What Do I Do if I'm Unhappy in My Job?
Apparently, many people are asking themselves that. A quick search online shows 33,500,000 people had searched on that same question. That's a lot of job dissatisfaction.
Ask Yourself What Isn't Working
The first step is to figure out why you're unhappy. Has the daily commute become more onerous due to increased traffic or record-shattering gas costs? If so, and you otherwise love what you do and where you're doing it, a heart-to-heart with your boss may be the answer. If you have a job where remote work is possible, a remote or hybrid schedule might be the solution.
The same applies to salary, benefits, and other perks associated with your position. If everything else is good, and there are just a few minor sticking points, a conversation with your boss can open the door to making the adjustments necessary to keep you happy in your job.
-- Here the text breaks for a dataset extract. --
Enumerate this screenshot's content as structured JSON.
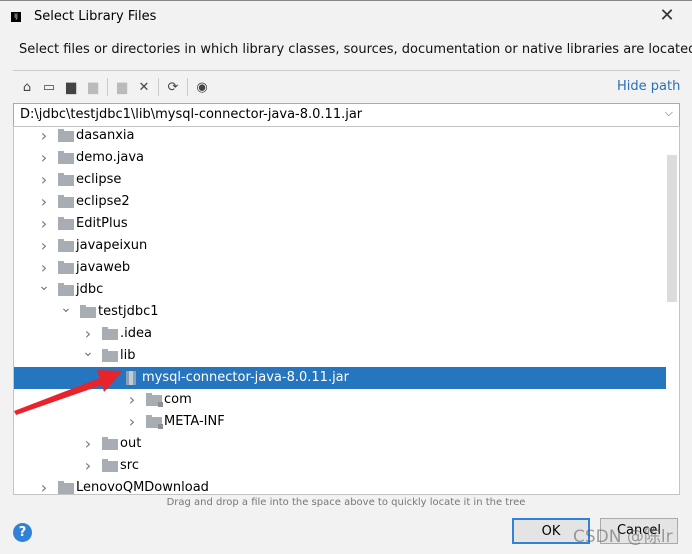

Retaining a good employee is a lot easier and less expensive than finding a new one, so it's definitely worth a shot.
If you basically like your daily work but don't like your boss or coworkers, a change of employer should solve your problem. Polishing your resume, connecting with recruiters, and letting your network know you are on the lookout for a new job will get you on your way. Eleven Fifty Academy graduates have the benefit of networking in our Atlas program as well as help from Career Services.
There's also just being "meh" about your current job: don't love it but don't hate it. You don't get up in the morning excited to start your day at work and engage in some fulfilling projects. Instead, you go through the motions, numb to the routine like a zombie. There are a couple of ways to approach this: one is to change how you think about your job instead of changing your job. If this job is bringing in money for a goal you have, such as paying off your home or sending your kids to college, then powering through may be a good temporary solution.
But what if it's something more complicated? What if your discontentment stems from being hired for one position but being utilized in another that you just aren't interested in? Or if you majored in a subject but after actually working in the field, find it's just not what you thought it would be? That type of dissatisfaction requires a bit more thought.
What Do You Want To Change?
First, make a list of what you dislike about what you are doing. Too people-y? Too isolated? Lack of stimulation? Just "been there, done that, got the t-shirt" over it? Or is there something shiny career-wise that has caught your eye, making you want to make a switch? New skills to learn and new worlds to conquer? All these are totally valid and important things to keep in mind as you narrow your list of "jobs I want".
Next up, make the list of what you value most in a job: salary, location, a particular field, etc. Try to be as realistic as possible; searching online is your friend for things like average salaries, cost of living for different geographic areas, and hiring demands. You want to move from unhappy to happy, so minimizing any unwanted surprise deal-killers and not just jumping headfirst into the unknown is the best way to keep it all positive.
Refine your list further by looking at some job listings for positions you want. Do you have the skills? If so, you're on your way! If not... well, that can be fixed. Skilling-up is never a bad idea, and if you want to pivot your career direction it may be a necessity.
Ways To Make the Change
There are different paths to expanding your knowledge. There's the self-taught route with the help of free online courses and YouTube videos. The price is right for these options, but how much weight do their credentials actually carry with employers? How can you prove you really have your chops down for those new skills without some kind of official accreditation? That can be a challenge, but there are other ways to learn.
Didn't finish college? Getting a 2- or 4-year degree is one way to have solid credentials. Graduated but regretting your choice of major? You could go back to college and pick up a second bachelor's degree or build on your previous one and go for a master's, but that takes time and more than a little cash. If you have both, you can choose to go that way.
But if you're like many people, time and cash aren't exactly plentiful. Shorter education journeys, such as those offered by a bootcamp, are able to get you moving in the direction you want without a long-term time investment, and often without paying upfront. If you are looking to upskill, or learn a skill your employer would love, talk to them about funding your studies. Tuition reimbursement is a perk at more than a few companies. Depending on your location and circumstances, your courses could even be free (the fine print: talk to Eleven Fifty Admissions for the latest scoop because the requirements change over time).
Coding and cybersecurity bootcamps such as those offered by Eleven Fifty Academy offer the chance for people to upskill if they're already in a tech-related field, or to boldly strike out on a new career path if they aren't. Don't be discouraged if you do not have a tech background. Many people from fields such as hospitality and healthcare have transitioned to tech. If you've served in the military, you already have the discipline needed to buckle down and do the work, and are likely a great fit for cybersecurity.
If you can't give up your income while expanding your education, part time options are available.
If you haven't really explored the world of tech careers before, one great way to do it is by attending a free course from Eleven Fifty Academy. You can check out coding or cybersecurity (or both) and see if it feels like a fit for your future.